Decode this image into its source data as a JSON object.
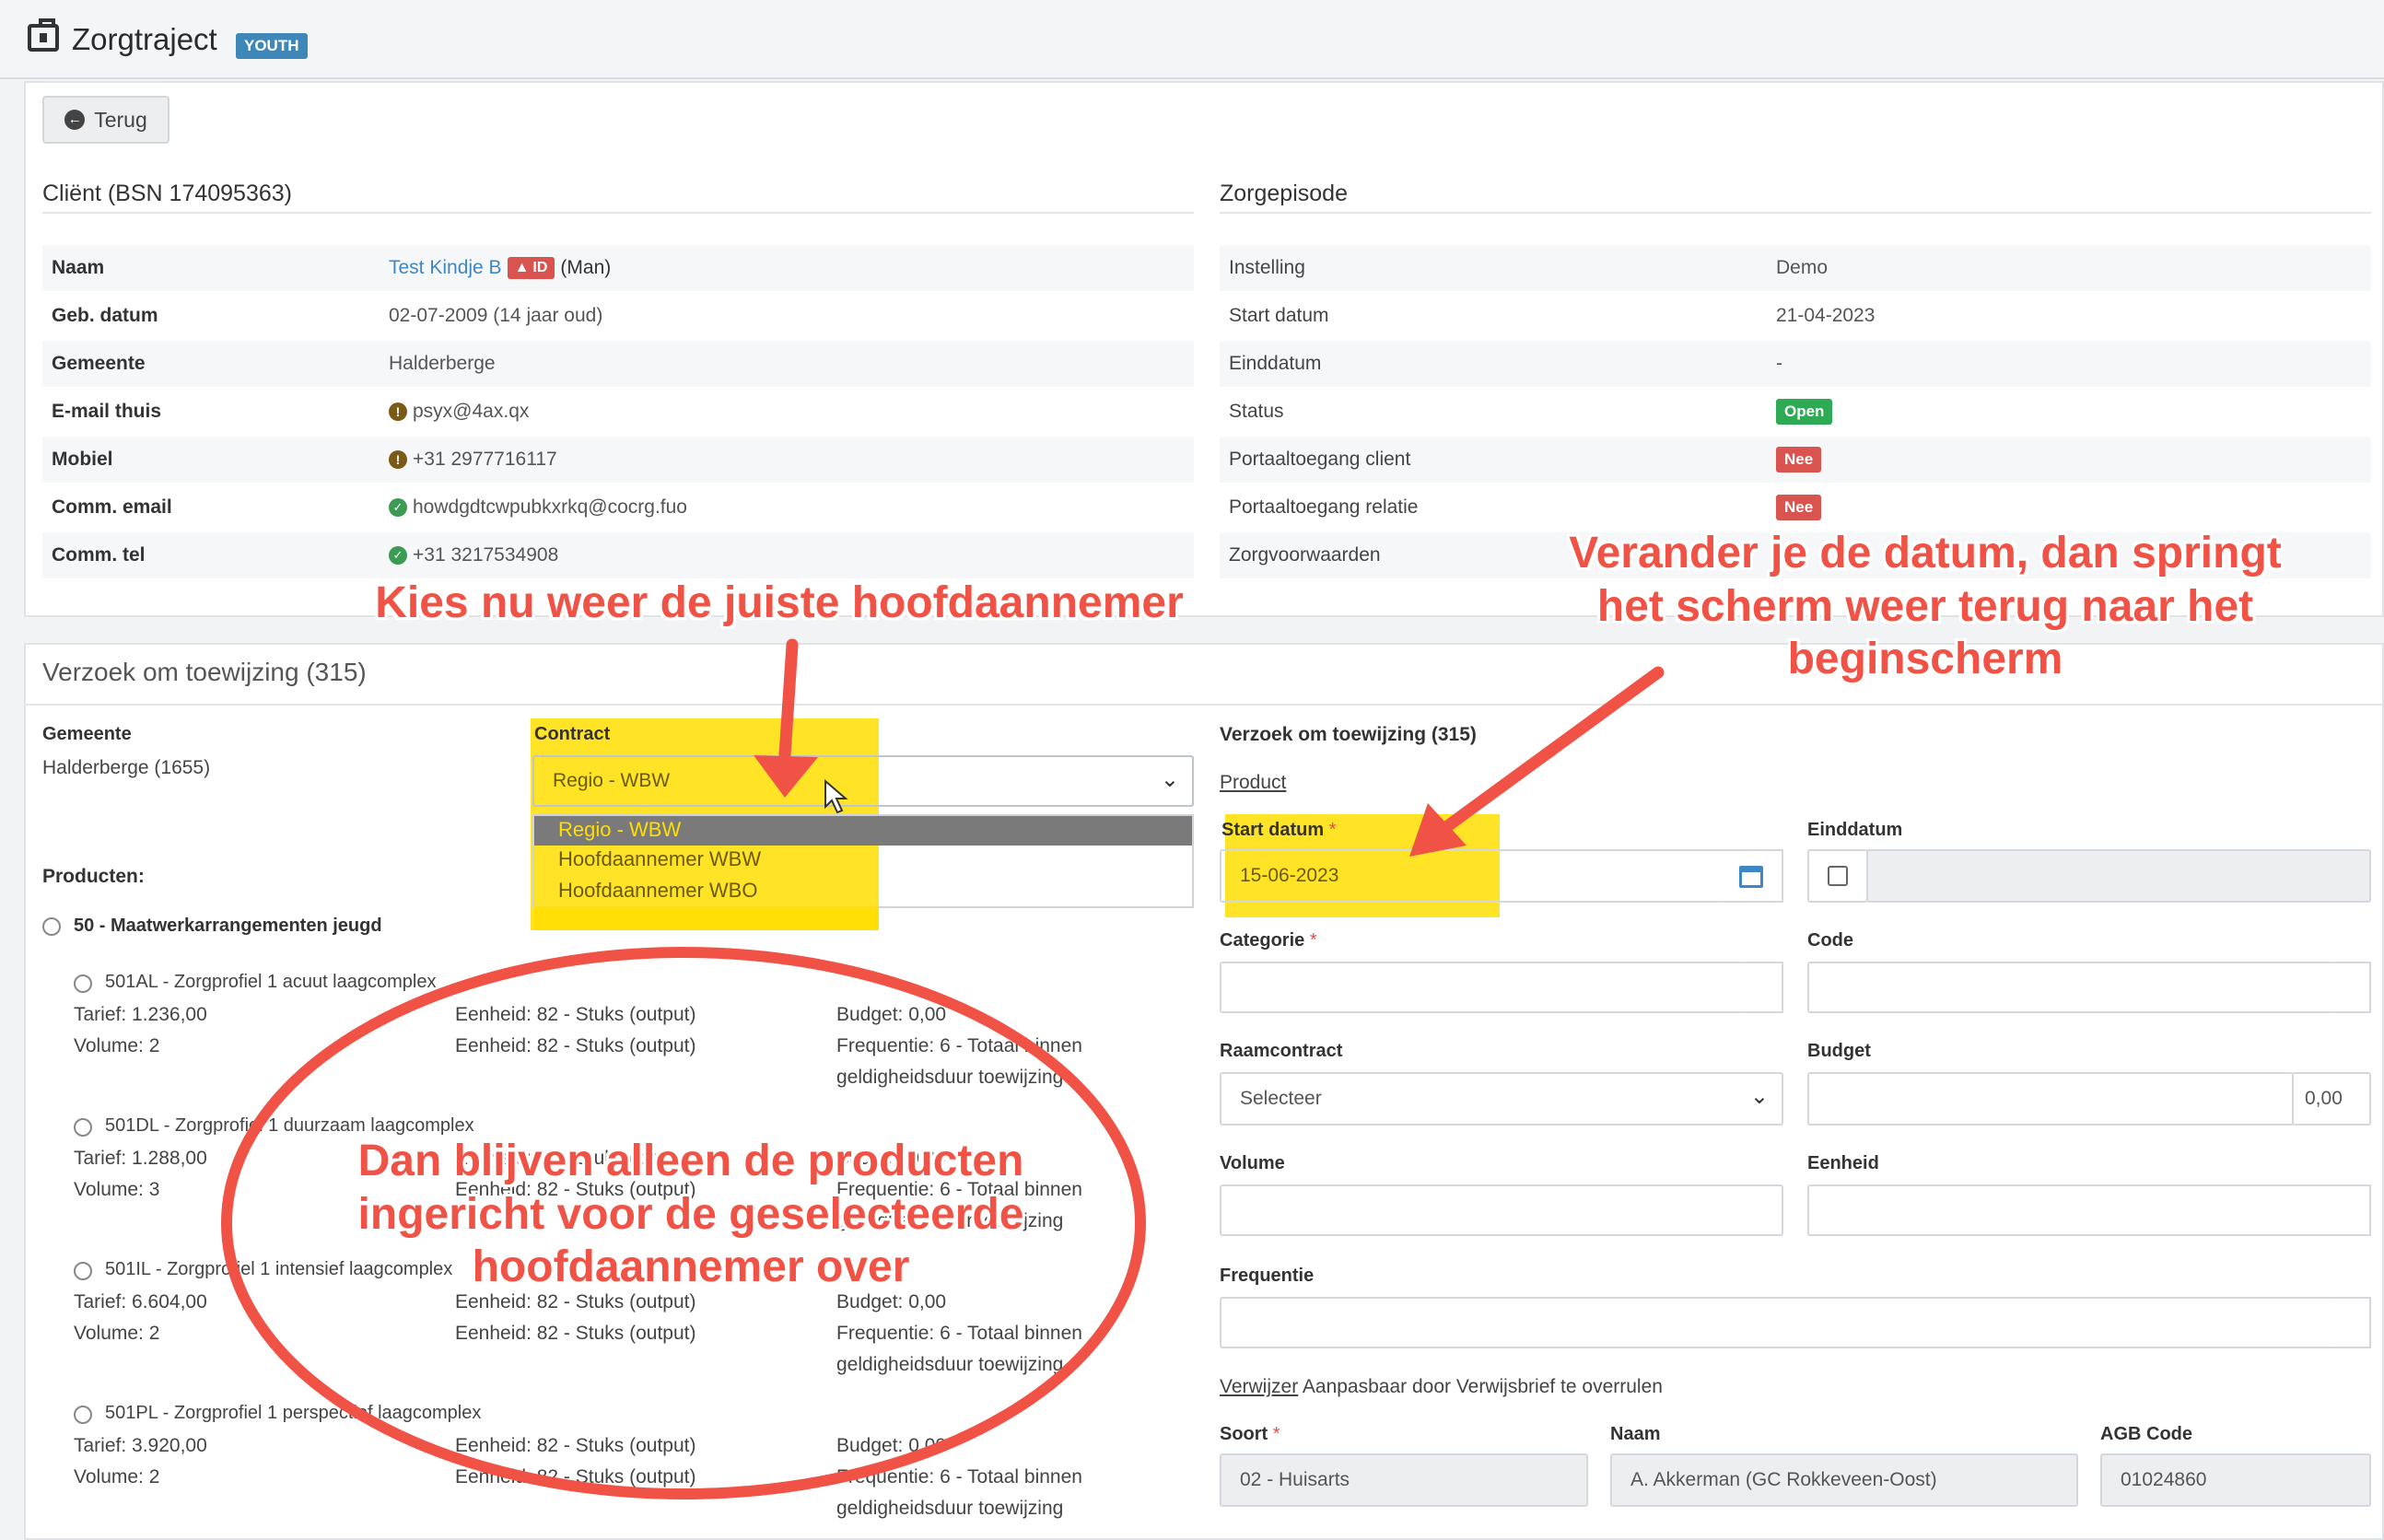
{
  "header": {
    "title": "Zorgtraject",
    "badge": "YOUTH"
  },
  "toolbar": {
    "back_label": "Terug"
  },
  "client": {
    "title": "Cliënt (BSN 174095363)",
    "rows": [
      {
        "label": "Naam",
        "value": "Test Kindje B",
        "id_tag": "ID",
        "suffix": "(Man)"
      },
      {
        "label": "Geb. datum",
        "value": "02-07-2009 (14 jaar oud)"
      },
      {
        "label": "Gemeente",
        "value": "Halderberge"
      },
      {
        "label": "E-mail thuis",
        "value": "psyx@4ax.qx",
        "icon": "warning-icon"
      },
      {
        "label": "Mobiel",
        "value": "+31 2977716117",
        "icon": "warning-icon"
      },
      {
        "label": "Comm. email",
        "value": "howdgdtcwpubkxrkq@cocrg.fuo",
        "icon": "check-icon"
      },
      {
        "label": "Comm. tel",
        "value": "+31 3217534908",
        "icon": "check-icon"
      }
    ]
  },
  "episode": {
    "title": "Zorgepisode",
    "rows": [
      {
        "label": "Instelling",
        "value": "Demo"
      },
      {
        "label": "Start datum",
        "value": "21-04-2023"
      },
      {
        "label": "Einddatum",
        "value": "-"
      },
      {
        "label": "Status",
        "value": "Open",
        "color": "#2eaa55"
      },
      {
        "label": "Portaaltoegang client",
        "value": "Nee",
        "color": "#d9534f"
      },
      {
        "label": "Portaaltoegang relatie",
        "value": "Nee",
        "color": "#d9534f"
      },
      {
        "label": "Zorgvoorwaarden",
        "value": ""
      }
    ]
  },
  "request": {
    "title": "Verzoek om toewijzing (315)",
    "gemeente_label": "Gemeente",
    "gemeente_value": "Halderberge (1655)",
    "contract_label": "Contract",
    "contract_value": "Regio - WBW",
    "contract_options": [
      "Regio - WBW",
      "Hoofdaannemer WBW",
      "Hoofdaannemer WBO"
    ],
    "producten_label": "Producten:",
    "group": "50 - Maatwerkarrangementen jeugd",
    "products": [
      {
        "code": "501AL",
        "name": " - Zorgprofiel 1 acuut laagcomplex",
        "tarief": "Tarief: 1.236,00",
        "volume": "Volume: 2",
        "eenheid1": "Eenheid: 82 - Stuks (output)",
        "eenheid2": "Eenheid: 82 - Stuks (output)",
        "budget": "Budget: 0,00",
        "freq": "Frequentie: 6 - Totaal binnen",
        "freq2": "geldigheidsduur toewijzing"
      },
      {
        "code": "501DL",
        "name": " - Zorgprofiel 1 duurzaam laagcomplex",
        "tarief": "Tarief: 1.288,00",
        "volume": "Volume: 3",
        "eenheid1": "Eenheid: 82 - Stuks (output)",
        "eenheid2": "Eenheid: 82 - Stuks (output)",
        "budget": "Budget: 0,00",
        "freq": "Frequentie: 6 - Totaal binnen",
        "freq2": "geldigheidsduur toewijzing"
      },
      {
        "code": "501IL",
        "name": " - Zorgprofiel 1 intensief laagcomplex",
        "tarief": "Tarief: 6.604,00",
        "volume": "Volume: 2",
        "eenheid1": "Eenheid: 82 - Stuks (output)",
        "eenheid2": "Eenheid: 82 - Stuks (output)",
        "budget": "Budget: 0,00",
        "freq": "Frequentie: 6 - Totaal binnen",
        "freq2": "geldigheidsduur toewijzing"
      },
      {
        "code": "501PL",
        "name": " - Zorgprofiel 1 perspectief laagcomplex",
        "tarief": "Tarief: 3.920,00",
        "volume": "Volume: 2",
        "eenheid1": "Eenheid: 82 - Stuks (output)",
        "eenheid2": "Eenheid: 82 - Stuks (output)",
        "budget": "Budget: 0,00",
        "freq": "Frequentie: 6 - Totaal binnen",
        "freq2": "geldigheidsduur toewijzing"
      }
    ]
  },
  "form": {
    "title": "Verzoek om toewijzing (315)",
    "product_link": "Product",
    "start_label": "Start datum",
    "start_value": "15-06-2023",
    "end_label": "Einddatum",
    "categorie_label": "Categorie",
    "code_label": "Code",
    "raamcontract_label": "Raamcontract",
    "raamcontract_value": "Selecteer",
    "budget_label": "Budget",
    "budget_value": "0,00",
    "volume_label": "Volume",
    "eenheid_label": "Eenheid",
    "frequentie_label": "Frequentie",
    "verwijzer_link": "Verwijzer",
    "verwijzer_note": " Aanpasbaar door Verwijsbrief te overrulen",
    "soort_label": "Soort",
    "soort_value": "02 - Huisarts",
    "naam_label": "Naam",
    "naam_value": "A. Akkerman (GC Rokkeveen-Oost)",
    "agb_label": "AGB Code",
    "agb_value": "01024860",
    "required_mark": "*"
  },
  "annotations": {
    "a1": "Kies nu weer de juiste hoofdaannemer",
    "a2_l1": "Verander je de datum, dan springt",
    "a2_l2": "het scherm weer terug naar het",
    "a2_l3": "beginscherm",
    "a3_l1": "Dan blijven alleen de producten",
    "a3_l2": "ingericht voor de geselecteerde",
    "a3_l3": "hoofdaannemer over",
    "color": "#f05346",
    "highlight": "#ffde00"
  }
}
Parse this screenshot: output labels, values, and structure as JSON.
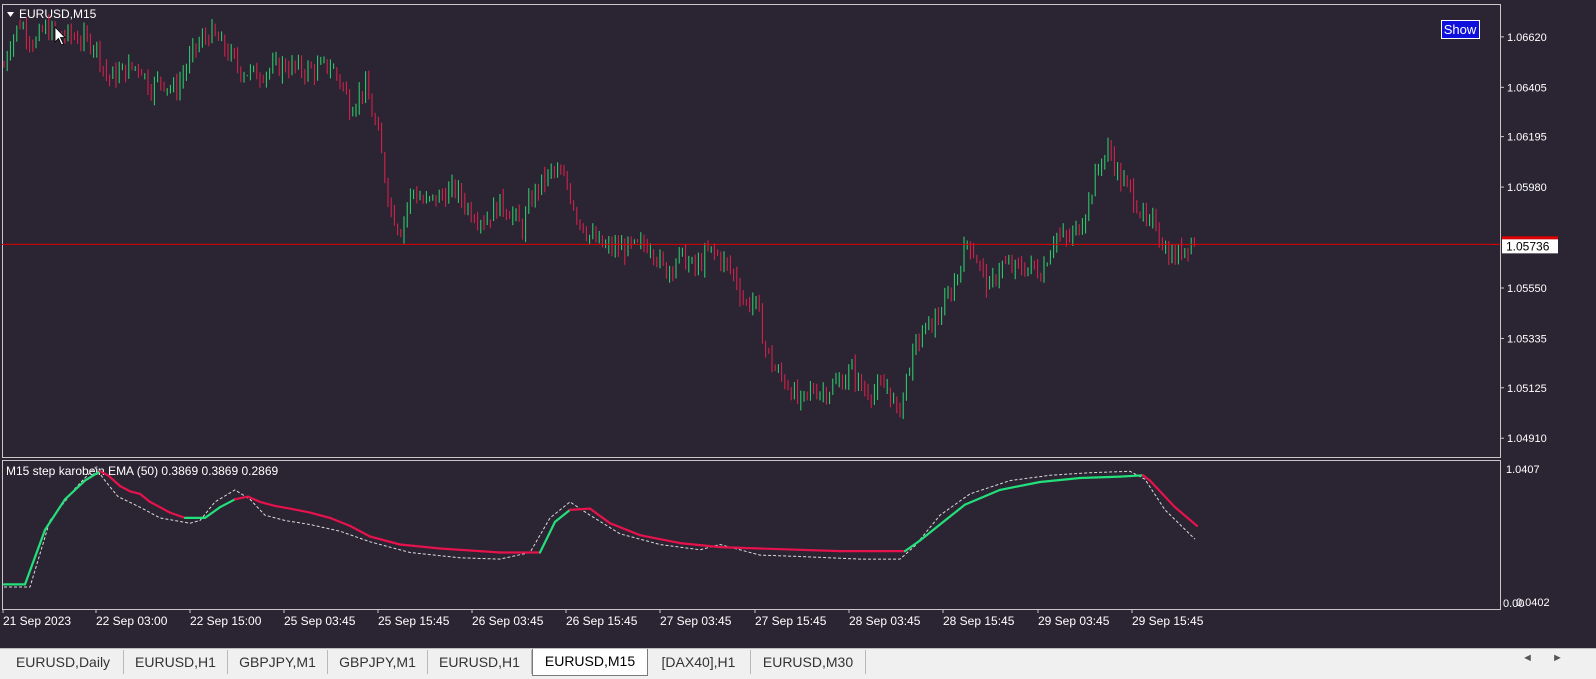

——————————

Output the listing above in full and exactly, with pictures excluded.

Reply >>
Decode this image into its source data as a JSON object.
{
  "header": {
    "title": "Zorgtraject",
    "badge": "YOUTH"
  },
  "toolbar": {
    "back_label": "Terug"
  },
  "client": {
    "title": "Cliënt (BSN 174095363)",
    "rows": [
      {
        "label": "Naam",
        "value": "Test Kindje B",
        "id_tag": "ID",
        "suffix": "(Man)"
      },
      {
        "label": "Geb. datum",
        "value": "02-07-2009 (14 jaar oud)"
      },
      {
        "label": "Gemeente",
        "value": "Halderberge"
      },
      {
        "label": "E-mail thuis",
        "value": "psyx@4ax.qx",
        "icon": "warning-icon"
      },
      {
        "label": "Mobiel",
        "value": "+31 2977716117",
        "icon": "warning-icon"
      },
      {
        "label": "Comm. email",
        "value": "howdgdtcwpubkxrkq@cocrg.fuo",
        "icon": "check-icon"
      },
      {
        "label": "Comm. tel",
        "value": "+31 3217534908",
        "icon": "check-icon"
      }
    ]
  },
  "episode": {
    "title": "Zorgepisode",
    "rows": [
      {
        "label": "Instelling",
        "value": "Demo"
      },
      {
        "label": "Start datum",
        "value": "21-04-2023"
      },
      {
        "label": "Einddatum",
        "value": "-"
      },
      {
        "label": "Status",
        "value": "Open",
        "color": "#2eaa55"
      },
      {
        "label": "Portaaltoegang client",
        "value": "Nee",
        "color": "#d9534f"
      },
      {
        "label": "Portaaltoegang relatie",
        "value": "Nee",
        "color": "#d9534f"
      },
      {
        "label": "Zorgvoorwaarden",
        "value": ""
      }
    ]
  },
  "request": {
    "title": "Verzoek om toewijzing (315)",
    "gemeente_label": "Gemeente",
    "gemeente_value": "Halderberge (1655)",
    "contract_label": "Contract",
    "contract_value": "Regio - WBW",
    "contract_options": [
      "Regio - WBW",
      "Hoofdaannemer WBW",
      "Hoofdaannemer WBO"
    ],
    "producten_label": "Producten:",
    "group": "50 - Maatwerkarrangementen jeugd",
    "products": [
      {
        "code": "501AL",
        "name": " - Zorgprofiel 1 acuut laagcomplex",
        "tarief": "Tarief: 1.236,00",
        "volume": "Volume: 2",
        "eenheid1": "Eenheid: 82 - Stuks (output)",
        "eenheid2": "Eenheid: 82 - Stuks (output)",
        "budget": "Budget: 0,00",
        "freq": "Frequentie: 6 - Totaal binnen",
        "freq2": "geldigheidsduur toewijzing"
      },
      {
        "code": "501DL",
        "name": " - Zorgprofiel 1 duurzaam laagcomplex",
        "tarief": "Tarief: 1.288,00",
        "volume": "Volume: 3",
        "eenheid1": "Eenheid: 82 - Stuks (output)",
        "eenheid2": "Eenheid: 82 - Stuks (output)",
        "budget": "Budget: 0,00",
        "freq": "Frequentie: 6 - Totaal binnen",
        "freq2": "geldigheidsduur toewijzing"
      },
      {
        "code": "501IL",
        "name": " - Zorgprofiel 1 intensief laagcomplex",
        "tarief": "Tarief: 6.604,00",
        "volume": "Volume: 2",
        "eenheid1": "Eenheid: 82 - Stuks (output)",
        "eenheid2": "Eenheid: 82 - Stuks (output)",
        "budget": "Budget: 0,00",
        "freq": "Frequentie: 6 - Totaal binnen",
        "freq2": "geldigheidsduur toewijzing"
      },
      {
        "code": "501PL",
        "name": " - Zorgprofiel 1 perspectief laagcomplex",
        "tarief": "Tarief: 3.920,00",
        "volume": "Volume: 2",
        "eenheid1": "Eenheid: 82 - Stuks (output)",
        "eenheid2": "Eenheid: 82 - Stuks (output)",
        "budget": "Budget: 0,00",
        "freq": "Frequentie: 6 - Totaal binnen",
        "freq2": "geldigheidsduur toewijzing"
      }
    ]
  },
  "form": {
    "title": "Verzoek om toewijzing (315)",
    "product_link": "Product",
    "start_label": "Start datum",
    "start_value": "15-06-2023",
    "end_label": "Einddatum",
    "categorie_label": "Categorie",
    "code_label": "Code",
    "raamcontract_label": "Raamcontract",
    "raamcontract_value": "Selecteer",
    "budget_label": "Budget",
    "budget_value": "0,00",
    "volume_label": "Volume",
    "eenheid_label": "Eenheid",
    "frequentie_label": "Frequentie",
    "verwijzer_link": "Verwijzer",
    "verwijzer_note": " Aanpasbaar door Verwijsbrief te overrulen",
    "soort_label": "Soort",
    "soort_value": "02 - Huisarts",
    "naam_label": "Naam",
    "naam_value": "A. Akkerman (GC Rokkeveen-Oost)",
    "agb_label": "AGB Code",
    "agb_value": "01024860",
    "required_mark": "*"
  },
  "annotations": {
    "a1": "Kies nu weer de juiste hoofdaannemer",
    "a2_l1": "Verander je de datum, dan springt",
    "a2_l2": "het scherm weer terug naar het",
    "a2_l3": "beginscherm",
    "a3_l1": "Dan blijven alleen de producten",
    "a3_l2": "ingericht voor de geselecteerde",
    "a3_l3": "hoofdaannemer over",
    "color": "#f05346",
    "highlight": "#ffde00"
  }
}
Parse this screenshot: output labels, values, and structure as JSON.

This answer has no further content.